* **Your goal**: Count up the lines below that include the string "JdkTest" and report the number by itself.

* **Data section**:
= = = = = = =
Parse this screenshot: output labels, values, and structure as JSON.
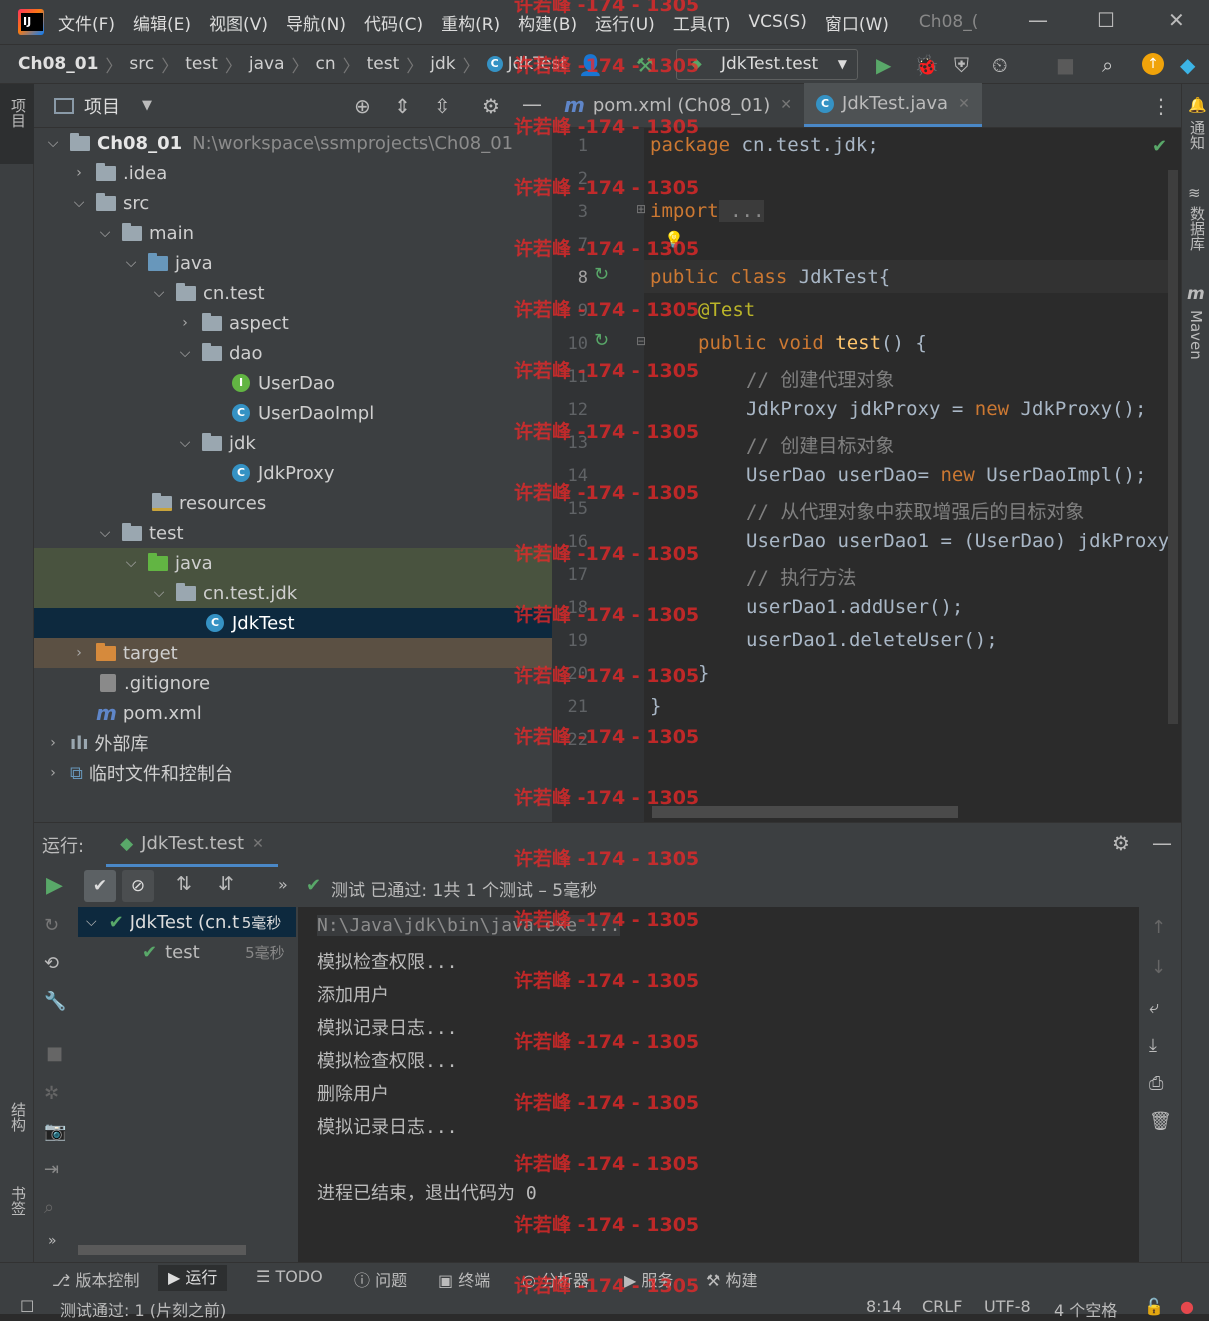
{
  "menu": {
    "items": [
      "文件(F)",
      "编辑(E)",
      "视图(V)",
      "导航(N)",
      "代码(C)",
      "重构(R)",
      "构建(B)",
      "运行(U)",
      "工具(T)",
      "VCS(S)",
      "窗口(W)"
    ],
    "window_title": "Ch08_("
  },
  "breadcrumb": {
    "items": [
      "Ch08_01",
      "src",
      "test",
      "java",
      "cn",
      "test",
      "jdk",
      "JdkTest"
    ]
  },
  "run_config": {
    "label": "JdkTest.test"
  },
  "project_panel": {
    "title": "项目",
    "tree": [
      {
        "label": "Ch08_01",
        "extra": "N:\\workspace\\ssmprojects\\Ch08_01"
      },
      {
        "label": ".idea"
      },
      {
        "label": "src"
      },
      {
        "label": "main"
      },
      {
        "label": "java"
      },
      {
        "label": "cn.test"
      },
      {
        "label": "aspect"
      },
      {
        "label": "dao"
      },
      {
        "label": "UserDao"
      },
      {
        "label": "UserDaoImpl"
      },
      {
        "label": "jdk"
      },
      {
        "label": "JdkProxy"
      },
      {
        "label": "resources"
      },
      {
        "label": "test"
      },
      {
        "label": "java"
      },
      {
        "label": "cn.test.jdk"
      },
      {
        "label": "JdkTest"
      },
      {
        "label": "target"
      },
      {
        "label": ".gitignore"
      },
      {
        "label": "pom.xml"
      },
      {
        "label": "外部库"
      },
      {
        "label": "临时文件和控制台"
      }
    ]
  },
  "editor": {
    "tabs": [
      {
        "label": "pom.xml (Ch08_01)"
      },
      {
        "label": "JdkTest.java"
      }
    ],
    "line_numbers": [
      "1",
      "2",
      "3",
      "7",
      "8",
      "9",
      "10",
      "11",
      "12",
      "13",
      "14",
      "15",
      "16",
      "17",
      "18",
      "19",
      "20",
      "21",
      "22"
    ],
    "code": {
      "l1_kw": "package",
      "l1_rest": " cn.test.jdk;",
      "l3_kw": "import",
      "l3_rest": " ...",
      "l8_kw": "public class",
      "l8_rest": " JdkTest{",
      "l9_an": "@Test",
      "l10_kw": "public void",
      "l10_fn": " test",
      "l10_rest": "() {",
      "l11": "// 创建代理对象",
      "l12_a": "JdkProxy jdkProxy = ",
      "l12_kw": "new",
      "l12_b": " JdkProxy();",
      "l13": "// 创建目标对象",
      "l14_a": "UserDao userDao= ",
      "l14_kw": "new",
      "l14_b": " UserDaoImpl();",
      "l15": "// 从代理对象中获取增强后的目标对象",
      "l16": "UserDao userDao1 = (UserDao) jdkProxy",
      "l17": "// 执行方法",
      "l18": "userDao1.addUser();",
      "l19": "userDao1.deleteUser();",
      "l20": "}",
      "l21": "}"
    }
  },
  "run_panel": {
    "label": "运行:",
    "tab": "JdkTest.test",
    "summary": "测试 已通过: 1共 1 个测试 – 5毫秒",
    "tests": [
      {
        "name": "JdkTest (cn.t",
        "time": "5毫秒"
      },
      {
        "name": "test",
        "time": "5毫秒"
      }
    ],
    "console": [
      "N:\\Java\\jdk\\bin\\java.exe ...",
      "模拟检查权限...",
      "添加用户",
      "模拟记录日志...",
      "模拟检查权限...",
      "删除用户",
      "模拟记录日志...",
      "",
      "进程已结束，退出代码为 0"
    ]
  },
  "left_strip": {
    "project": "项目",
    "structure": "结构",
    "bookmarks": "书签"
  },
  "right_strip": {
    "notifications": "通知",
    "database": "数据库",
    "maven": "Maven"
  },
  "bottom_tabs": [
    "版本控制",
    "运行",
    "TODO",
    "问题",
    "终端",
    "分析器",
    "服务",
    "构建"
  ],
  "status": {
    "message": "测试通过: 1 (片刻之前)",
    "position": "8:14",
    "line_sep": "CRLF",
    "encoding": "UTF-8",
    "indent": "4 个空格"
  },
  "watermark": "许若峰 -174 - 1305"
}
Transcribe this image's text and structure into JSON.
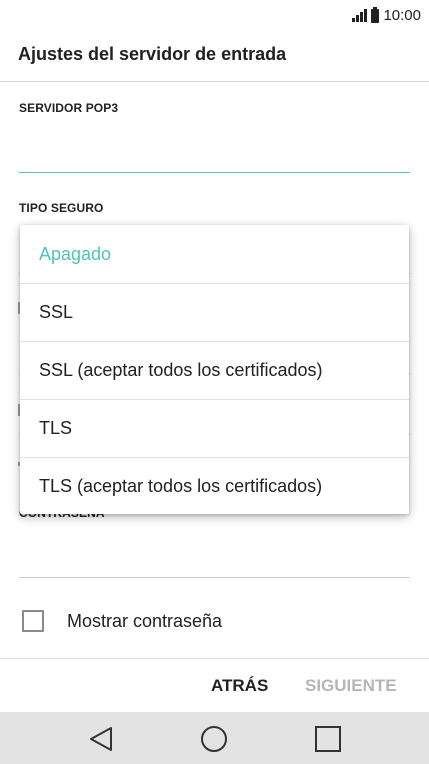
{
  "status_bar": {
    "time": "10:00",
    "signal_icon": "signal-icon",
    "battery_icon": "battery-icon"
  },
  "screen": {
    "title": "Ajustes del servidor de entrada"
  },
  "form": {
    "server_label": "SERVIDOR POP3",
    "server_value": "",
    "security_label": "TIPO SEGURO",
    "password_label": "CONTRASEÑA",
    "show_password_label": "Mostrar contraseña",
    "show_password_checked": false
  },
  "dropdown": {
    "selected": "Apagado",
    "options": [
      {
        "label": "Apagado"
      },
      {
        "label": "SSL"
      },
      {
        "label": "SSL (aceptar todos los certificados)"
      },
      {
        "label": "TLS"
      },
      {
        "label": "TLS (aceptar todos los certificados)"
      }
    ]
  },
  "actions": {
    "back_label": "ATRÁS",
    "next_label": "SIGUIENTE"
  },
  "colors": {
    "accent": "#4fc3b5",
    "disabled": "#b5b5b5",
    "nav_bar": "#e3e3e3"
  },
  "nav_bar": {
    "back_icon": "triangle-back-icon",
    "home_icon": "circle-home-icon",
    "recent_icon": "square-recents-icon"
  }
}
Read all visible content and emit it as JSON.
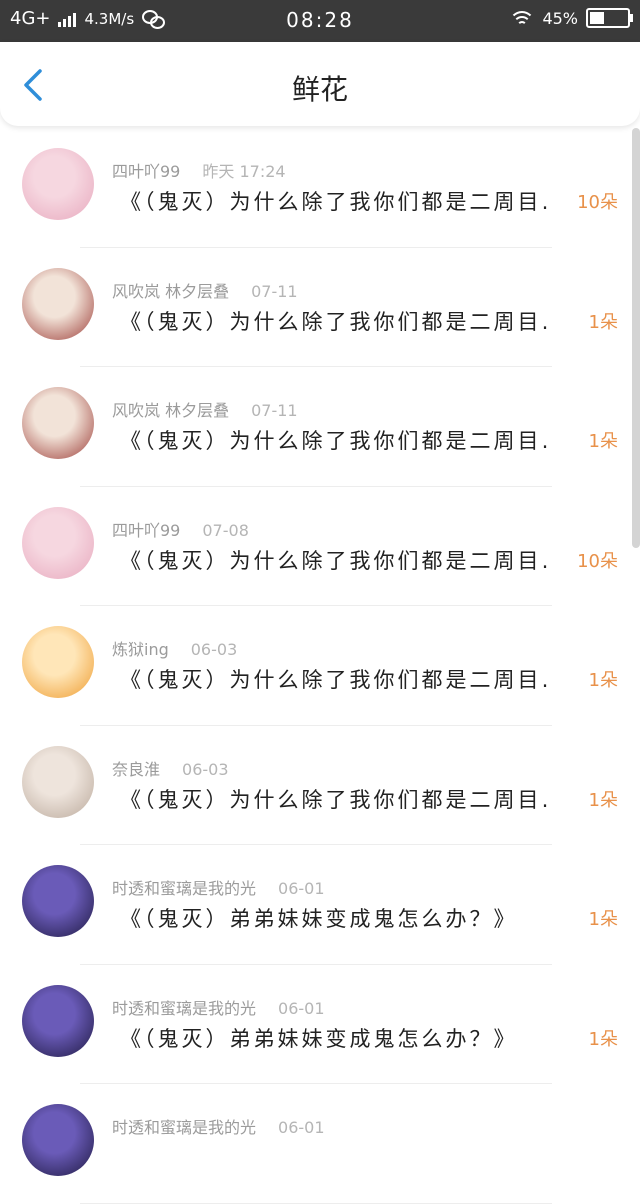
{
  "status_bar": {
    "network": "4G+",
    "speed": "4.3M/s",
    "time": "08:28",
    "battery": "45%",
    "battery_level": 0.45
  },
  "header": {
    "title": "鲜花",
    "back_icon": "chevron-left-icon",
    "accent": "#2f8ed9"
  },
  "rows": [
    {
      "user": "四叶吖99",
      "time": "昨天 17:24",
      "message": "《（鬼灭）为什么除了我你们都是二周目…",
      "flowers": "10朵",
      "avatar_colors": [
        "#f6d7e0",
        "#e7a8bd"
      ]
    },
    {
      "user": "风吹岚 林夕层叠",
      "time": "07-11",
      "message": "《（鬼灭）为什么除了我你们都是二周目…",
      "flowers": "1朵",
      "avatar_colors": [
        "#f2e3d8",
        "#9b3b36"
      ]
    },
    {
      "user": "风吹岚 林夕层叠",
      "time": "07-11",
      "message": "《（鬼灭）为什么除了我你们都是二周目…",
      "flowers": "1朵",
      "avatar_colors": [
        "#f2e3d8",
        "#9b3b36"
      ]
    },
    {
      "user": "四叶吖99",
      "time": "07-08",
      "message": "《（鬼灭）为什么除了我你们都是二周目…",
      "flowers": "10朵",
      "avatar_colors": [
        "#f6d7e0",
        "#e7a8bd"
      ]
    },
    {
      "user": "炼狱ing",
      "time": "06-03",
      "message": "《（鬼灭）为什么除了我你们都是二周目…",
      "flowers": "1朵",
      "avatar_colors": [
        "#ffe6b8",
        "#ee9b2e"
      ]
    },
    {
      "user": "奈良淮",
      "time": "06-03",
      "message": "《（鬼灭）为什么除了我你们都是二周目…",
      "flowers": "1朵",
      "avatar_colors": [
        "#eee4dc",
        "#b9a89a"
      ]
    },
    {
      "user": "时透和蜜璃是我的光",
      "time": "06-01",
      "message": "《（鬼灭）弟弟妹妹变成鬼怎么办？》",
      "flowers": "1朵",
      "avatar_colors": [
        "#6a5bb8",
        "#1d1840"
      ]
    },
    {
      "user": "时透和蜜璃是我的光",
      "time": "06-01",
      "message": "《（鬼灭）弟弟妹妹变成鬼怎么办？》",
      "flowers": "1朵",
      "avatar_colors": [
        "#6a5bb8",
        "#1d1840"
      ]
    },
    {
      "user": "时透和蜜璃是我的光",
      "time": "06-01",
      "message": "",
      "flowers": "",
      "avatar_colors": [
        "#6a5bb8",
        "#1d1840"
      ]
    }
  ]
}
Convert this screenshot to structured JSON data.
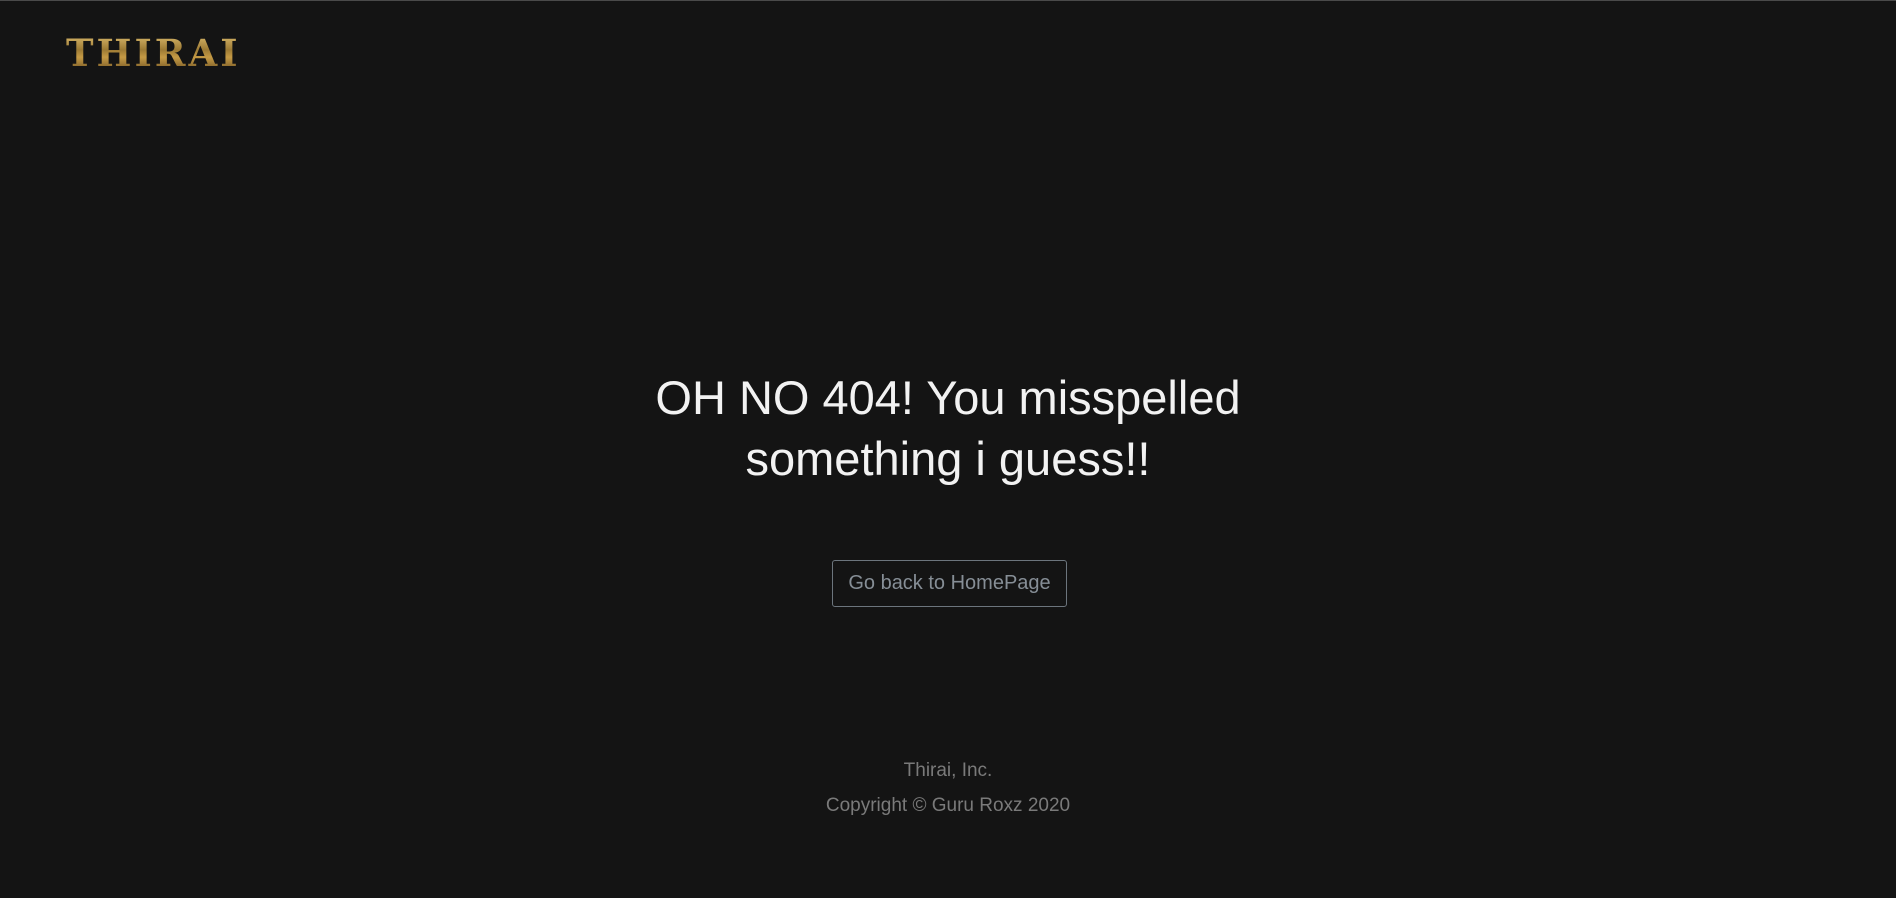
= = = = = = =
* **Task solution**: 7